  4. Anonymous said...

    At any rate, the problems that confronted Dayananda Saraswati (and Rammohan Roy, Aurobindo, Gandhi...) still remain with us. We have not yet become a "Western" nation.

    I don't really see a problem here that is unique to India/Hinduism. All the Abrahamic religions are struggling with these "teachings" of how god created the world in 6 days, and then flooded the world because he was upset, and then gave a bunch of laws to the Moses, Jesus and Mohammed which somehow ended up endorsing slavery (to pick just one example)! I'm really not trying to pick on religion but rather hoping to point out that Christians don't have an easier time reconciling their beliefs with the modern world.

    Hence, even though guys like Sudhakara Sastry look ridiculous to us, we still have to find a way of responding to them without ridiculing them totally. Ridiculing them can only prove counterproductive.

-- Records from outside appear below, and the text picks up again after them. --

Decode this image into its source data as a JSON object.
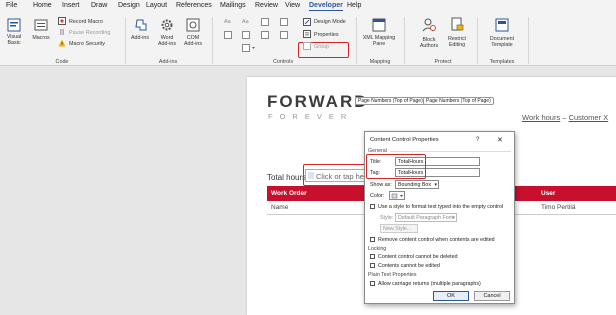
{
  "menu": [
    "File",
    "Home",
    "Insert",
    "Draw",
    "Design",
    "Layout",
    "References",
    "Mailings",
    "Review",
    "View",
    "Developer",
    "Help"
  ],
  "ribbon": {
    "visual_basic": "Visual Basic",
    "macros": "Macros",
    "record_macro": "Record Macro",
    "pause_recording": "Pause Recording",
    "macro_security": "Macro Security",
    "group_code": "Code",
    "addins": "Add-ins",
    "word_addins": "Word Add-ins",
    "com_addins": "COM Add-ins",
    "group_addins": "Add-ins",
    "design_mode": "Design Mode",
    "properties": "Properties",
    "group_btn": "Group",
    "group_controls": "Controls",
    "xml_mapping": "XML Mapping Pane",
    "group_mapping": "Mapping",
    "block_authors": "Block Authors",
    "restrict_editing": "Restrict Editing",
    "group_protect": "Protect",
    "document_template": "Document Template",
    "group_templates": "Templates"
  },
  "doc": {
    "logo": "FORWARD",
    "logo_sub": "FOREVER",
    "page_number_1": "Page Numbers (Top of Page)",
    "page_number_2": "Page Numbers (Top of Page)",
    "header_right_1": "Work hours",
    "header_right_sep": " – ",
    "header_right_2": "Customer X",
    "total_hours_label": "Total hours:",
    "placeholder": "Click or tap here t",
    "table": {
      "col1": "Work Order",
      "col2": "User",
      "row1_col1": "Name",
      "row1_col2": "Timo Pertilä"
    },
    "accent_color": "#c8102e"
  },
  "dialog": {
    "title": "Content Control Properties",
    "help": "?",
    "close": "✕",
    "general": "General",
    "title_label": "Title:",
    "title_value": "TotalHours",
    "tag_label": "Tag:",
    "tag_value": "TotalHours",
    "show_as_label": "Show as:",
    "show_as_value": "Bounding Box",
    "color_label": "Color:",
    "use_style": "Use a style to format text typed into the empty control",
    "style_label": "Style:",
    "style_value": "Default Paragraph Font",
    "new_style": "New Style...",
    "remove_when_edited": "Remove content control when contents are edited",
    "locking": "Locking",
    "cannot_delete": "Content control cannot be deleted",
    "cannot_edit": "Contents cannot be edited",
    "plain_text": "Plain Text Properties",
    "allow_carriage": "Allow carriage returns (multiple paragraphs)",
    "ok": "OK",
    "cancel": "Cancel"
  }
}
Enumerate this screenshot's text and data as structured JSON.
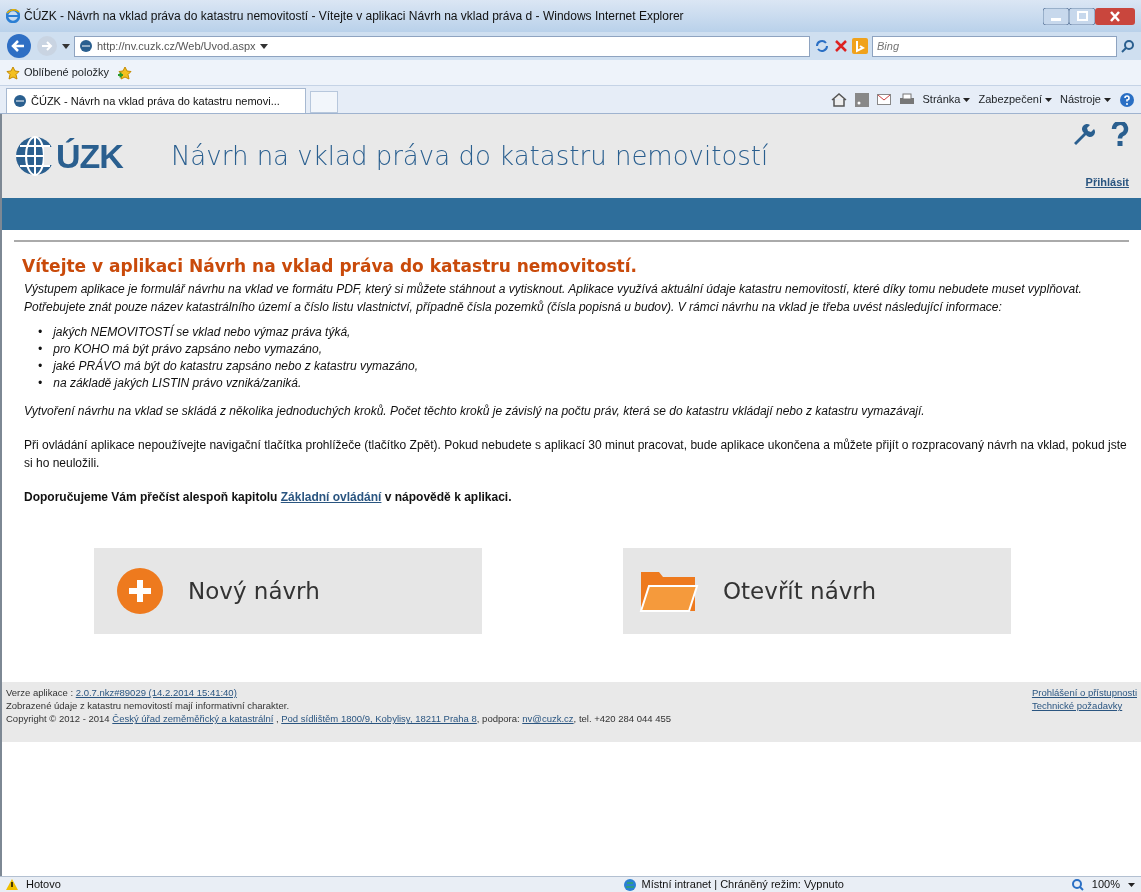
{
  "window": {
    "title": "ČÚZK - Návrh na vklad práva do katastru nemovitostí - Vítejte v aplikaci Návrh na vklad práva d - Windows Internet Explorer"
  },
  "address_bar": {
    "url": "http://nv.cuzk.cz/Web/Uvod.aspx"
  },
  "search": {
    "placeholder": "Bing"
  },
  "favorites": {
    "label": "Oblíbené položky"
  },
  "tabs": [
    {
      "label": "ČÚZK - Návrh na vklad práva do katastru nemovi...",
      "selected": true
    }
  ],
  "command_bar": [
    "Stránka",
    "Zabezpečení",
    "Nástroje"
  ],
  "header": {
    "logo": "ÚZK",
    "title": "Návrh na vklad práva do katastru nemovitostí",
    "login": "Přihlásit"
  },
  "content": {
    "heading": "Vítejte v aplikaci Návrh na vklad práva do katastru nemovitostí.",
    "intro": "Výstupem aplikace je formulář návrhu na vklad ve formátu PDF, který si můžete stáhnout a vytisknout. Aplikace využívá aktuální údaje katastru nemovitostí, které díky tomu nebudete muset vyplňovat. Potřebujete znát pouze název katastrálního území a číslo listu vlastnictví, případně čísla pozemků (čísla popisná u budov). V rámci návrhu na vklad je třeba uvést následující informace:",
    "bullets": [
      {
        "marker": "•",
        "text": "jakých NEMOVITOSTÍ se vklad nebo výmaz práva týká,"
      },
      {
        "marker": "•",
        "text": "pro KOHO má být právo zapsáno nebo vymazáno,"
      },
      {
        "marker": "•",
        "text": "jaké PRÁVO má být do katastru zapsáno nebo z katastru vymazáno,"
      },
      {
        "marker": "•",
        "text": "na základě jakých LISTIN právo vzniká/zaniká."
      }
    ],
    "steps": "Vytvoření návrhu na vklad se skládá z několika jednoduchých kroků. Počet těchto kroků je závislý na počtu práv, která se do katastru vkládají nebo z katastru vymazávají.",
    "warning": "Při ovládání aplikace nepoužívejte navigační tlačítka prohlížeče (tlačítko Zpět). Pokud nebudete s aplikací 30 minut pracovat, bude aplikace ukončena a můžete přijít o rozpracovaný návrh na vklad, pokud jste si ho neuložili.",
    "recommend": {
      "before": "Doporučujeme Vám přečíst alespoň kapitolu",
      "link": "Základní ovládání",
      "after": "v nápovědě k aplikaci."
    }
  },
  "actions": [
    {
      "kind": "new",
      "label": "Nový návrh"
    },
    {
      "kind": "open",
      "label": "Otevřít návrh"
    }
  ],
  "footer": {
    "lines": [
      [
        {
          "text": "Verze aplikace : ",
          "link": false
        },
        {
          "text": "2.0.7.nkz#89029 (14.2.2014 15:41:40)",
          "link": true
        }
      ],
      [
        {
          "text": "Zobrazené údaje z katastru nemovitostí mají informativní charakter.",
          "link": false
        }
      ],
      [
        {
          "text": "Copyright © 2012 - 2014 ",
          "link": false
        },
        {
          "text": "Český úřad zeměměřický a katastrální",
          "link": true
        },
        {
          "text": " , ",
          "link": false
        },
        {
          "text": "Pod sídlištěm 1800/9, Kobylisy, 18211 Praha 8",
          "link": true
        },
        {
          "text": ", podpora: ",
          "link": false
        },
        {
          "text": "nv@cuzk.cz",
          "link": true
        },
        {
          "text": ", tel. +420 284 044 455",
          "link": false
        }
      ]
    ],
    "right_links": [
      "Prohlášení o přístupnosti",
      "Technické požadavky"
    ]
  },
  "status_bar": {
    "text": "Hotovo",
    "zone": "Místní intranet | Chráněný režim: Vypnuto",
    "zoom": "100%"
  }
}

    This sounds a lot like the "tone argument" which is used by the so-called "faitheists" against the "new atheists". This is a complicated topic but the position I have come to is that one doesn't need to be polite all the time but one does need to be polite and understanding when talking to those who are less privileged than oneself. I don't think Sastry lacks any privilege at all, so I'd argue that we really need to take the gloves off in dealing with people like him.

  5. Unknown said...

    The IITM legacy continues!

    Despite a very laudable effort from the part of the organisers of the Extra Mural Lecture series by conducting a demonstration cum lecture session by Prof. Narendra Nayak (renowned rationalist, campaigner for science and a baba/psychic debunker), the highest among the administrative ladder showed their true colours. The event was well recieved by a houseful hall. But some rants thrown by a senior professor did lead to some excited discussions.

    I wrote a post about the same. You can read it from here.

  6. Sue said...

    The image of Vedas and religion has been there forever in humans of this region. The people from the "Church of Reason" are too few against an army of people following faith blindly and doing everything to spread it. There is a reason our religion (or way of life) or any religion for that matter has existed way beyond just a couple of centuries. Its been there for thousands of years. The reason has its power to associate common traits in masses which give them a feeling of being in a society. Reason on the other hand makes you an outcast (by early standards at least) A guy would till a field and be happy being a part of society rather than open books, leave his job and find reasons. Thats the reason religion has always existed. Its like in Life of Pi - "Which story would you choose? The one with the sailor or with the animals in it? - The same goes for God"